LAS VEGAS — Mercedes-Benz rolled out its F 015 Luxury in Motion self-driving luxury sedan at the 2015 Consumer Electronics Show, while Audi touted a long-distance test drive of the Audi A7 piloted driving concept.
"Step by step, automakers are getting closer to a future of driverless vehicles," said Ron Montoya, Edmunds.com consumer advice editor.
Autonomous driving is one of the major trends at the CES show, along with high-tech infotainment and display systems and new wearable automotive technology.
While car shoppers are not yet able to step into a showroom and walk out with a completely self-driving car, the two German automakers clearly are edging closer to a brave new world. In addition, Google debuted a podlike autonomous prototype last year and Nissan promised a self-driving car by 2020.
"The car is growing beyond its role as a mere means of transport and will ultimately become a mobile living space," said Daimler AG CEO Dieter Zetsche.
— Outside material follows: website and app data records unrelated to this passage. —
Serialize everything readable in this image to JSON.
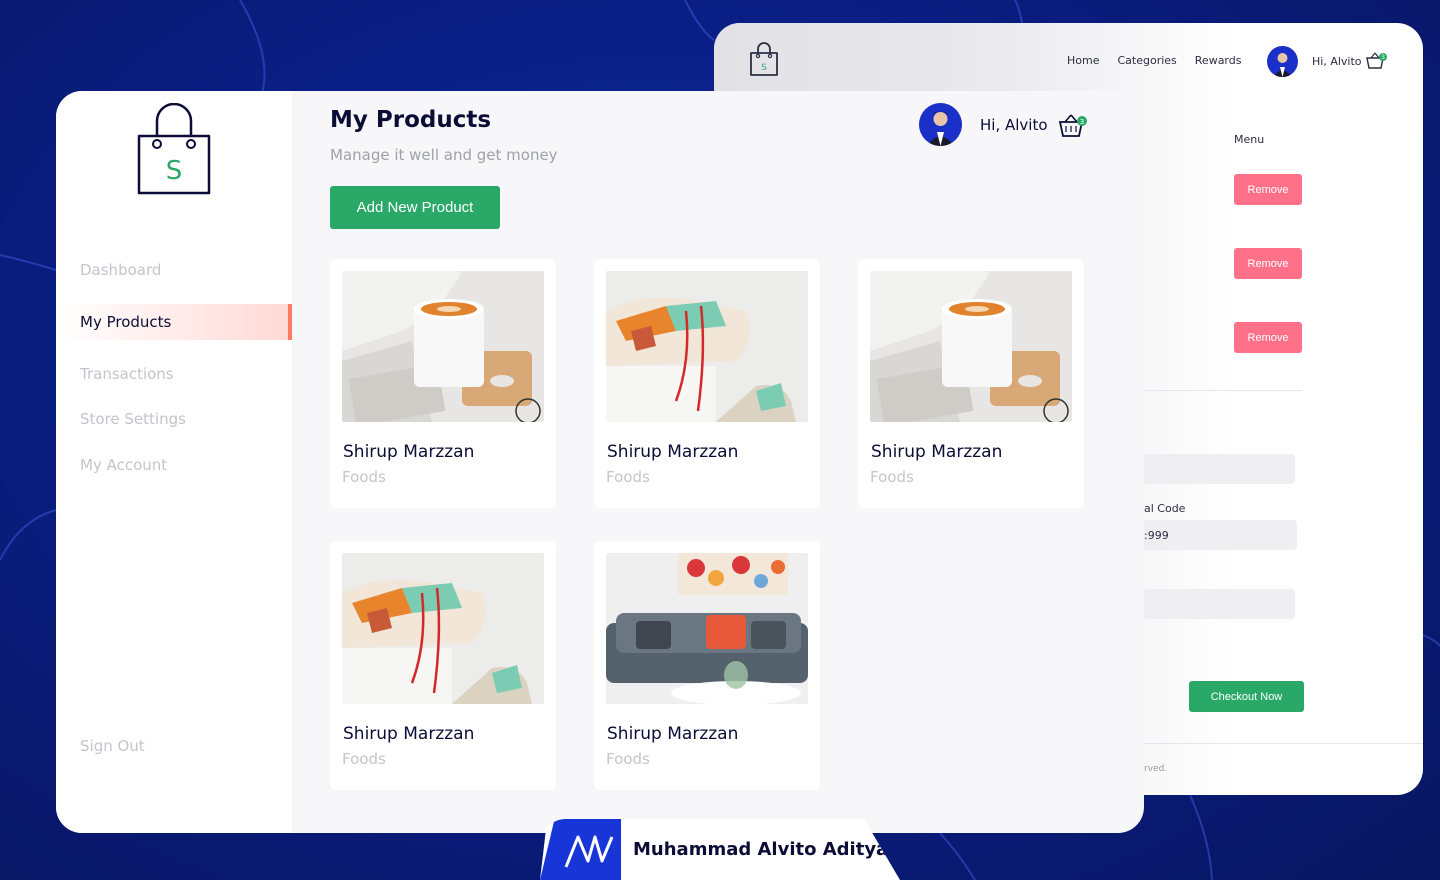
{
  "colors": {
    "background": "#0a1f86",
    "green": "#29a867",
    "red_button": "#ff7189",
    "active_accent": "#ff7966",
    "dark_text": "#0c0d36",
    "muted_text": "#c4c4cc"
  },
  "back_window": {
    "nav": [
      "Home",
      "Categories",
      "Rewards"
    ],
    "greeting": "Hi, Alvito",
    "cart_count": "3",
    "menu_label": "Menu",
    "remove_label": "Remove",
    "field_label": "al Code",
    "field_value": ":999",
    "checkout_label": "Checkout Now",
    "footer": "rved."
  },
  "sidebar": {
    "items": [
      "Dashboard",
      "My Products",
      "Transactions",
      "Store Settings",
      "My Account"
    ],
    "active": "My Products",
    "sign_out": "Sign Out",
    "logo_letter": "S"
  },
  "header": {
    "title": "My Products",
    "subtitle": "Manage it well and get money",
    "add_button": "Add New Product",
    "greeting": "Hi, Alvito",
    "cart_count": "3"
  },
  "products": [
    {
      "name": "Shirup Marzzan",
      "category": "Foods",
      "image": "coffee-cup"
    },
    {
      "name": "Shirup Marzzan",
      "category": "Foods",
      "image": "sneaker"
    },
    {
      "name": "Shirup Marzzan",
      "category": "Foods",
      "image": "coffee-cup"
    },
    {
      "name": "Shirup Marzzan",
      "category": "Foods",
      "image": "sneaker"
    },
    {
      "name": "Shirup Marzzan",
      "category": "Foods",
      "image": "sofa"
    }
  ],
  "author": "Muhammad Alvito Aditya"
}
The new F 015 Luxury in Motion research vehicle, a vision of what driving might be like in 2030, is patterned after a private retreat and takes some of the autonomous features of the Mercedes-Benz S-Class flagship sedan to the next level.
The cabin of the F 015 Luxury in Motion features four rotating lounge chairs that can face each other. Six display screens integrated into the instrument panel and rear and side panels keep occupants connected to the car and the outside world through gestures, eye tracking or touch.
Instead of traditional headlights and taillights, the F 015 Luxury in Motion features color-changing light modules that are blue if the car is driving itself or white if the driver is in control.
Not to be outdone, Audi rolled into CES with its A7 piloted driving concept, which completed a 560-mile trek from Silicon Valley, California.
"The test drive resulted in actionable data to help further development of Audi pilot driving," said the automaker in a statement.
The concept uses "production-ready sensors" that detect the vehicle's surroundings. Laser scanners are built into the grille and rear bumper to provide "detailed recognition of static or dynamic objects."
In addition to the advances in self-driving cars, consumers are previewing production-ready innovations at CES.
Apple CarPlay and Android Auto will dominate much of the automotive conversation at CES, says Montoya, as both platforms aim to "maximize the smartphone experience inside the car." Hyundai is debuting its new Display Audio system and Ford is highlighting its new Sync 3 system that promises a touchscreen experience that's closer to smartphone interfaces.
Hyundai also is showcasing its Blue Link smartwatch app at 2015 CES. The watch allows users to unlock and lock doors and even start the vehicle with simple voice commands.
Edmunds says: The 2015 CES Show not only provides insights into the latest vehicle systems and gadgets, it also gives car shoppers a look into the future of driving.